While compensation is very important, millennial and Gen Z lawyers agree that mental health and work-life balance remain key priorities in any “new normal” that may emerge in the legal industry, according to a pair of recent surveys.
Over half of associates surveyed said they are open to new opportunities, with most of them saying this is because they’re dissatisfied with their firm’s work-life balance, emphasizing the need for mental health support at work.
When asked about trade-offs, nearly 30% of associates in ATL/MLA’s survey would trade time off for money, and a quarter said they’d accept less money for a flexible work schedule.

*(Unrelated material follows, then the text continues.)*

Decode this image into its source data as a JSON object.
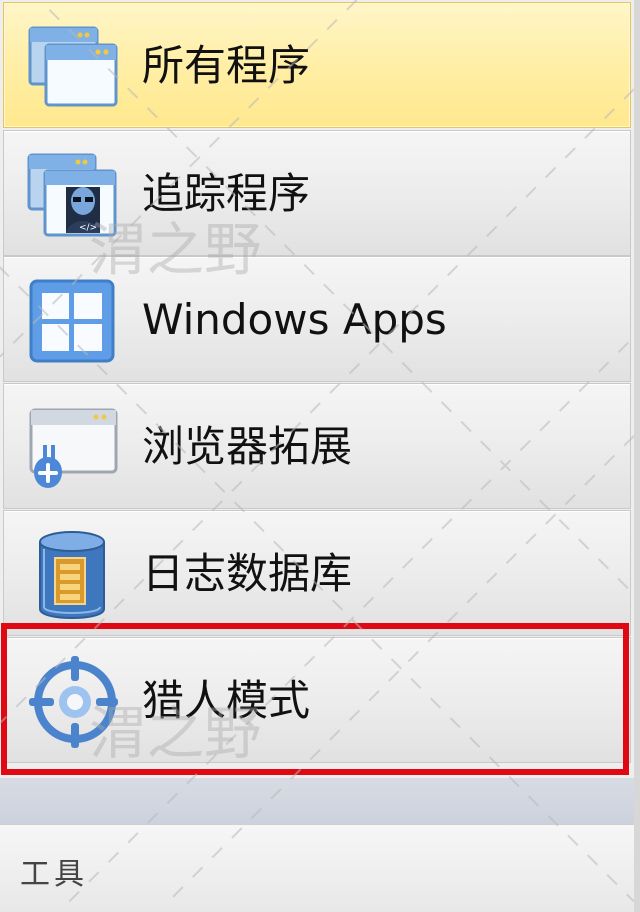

The Deloitte survey found that 41% of millennials and 46% of Gen Zers feel stressed all or most of the time, and over 30% have taken time off work to address pandemic-related stress and anxiety. However, nearly half of this group felt unsafe being honest about the reason for their absence, and told their employer a different reason. Approximately 40% are disappointed with how their employers supported their mental health during the pandemic.
While the ABA has created a pledge for law firms to take, promising to address key areas around mental health and addiction, young workers say that more firms need to take concrete steps like reducing billable hours or offering free counseling support for lawyers in crisis.
Half of respondents to ATL/MLA’s survey reported they eventually want to make partner one day, half agreed that partnership isn’t as attractive an option as it was a generation ago. The percentage of associates dreaming of hanging their own shingle has dropped from 12% in 2019 to 4.5% this year.
Survey results like these demonstrate that now is the time for the legal industry to acknowledge young associates are not only resources but people that need to be valued both financially and as people in order to make the pressures of a law career worth it.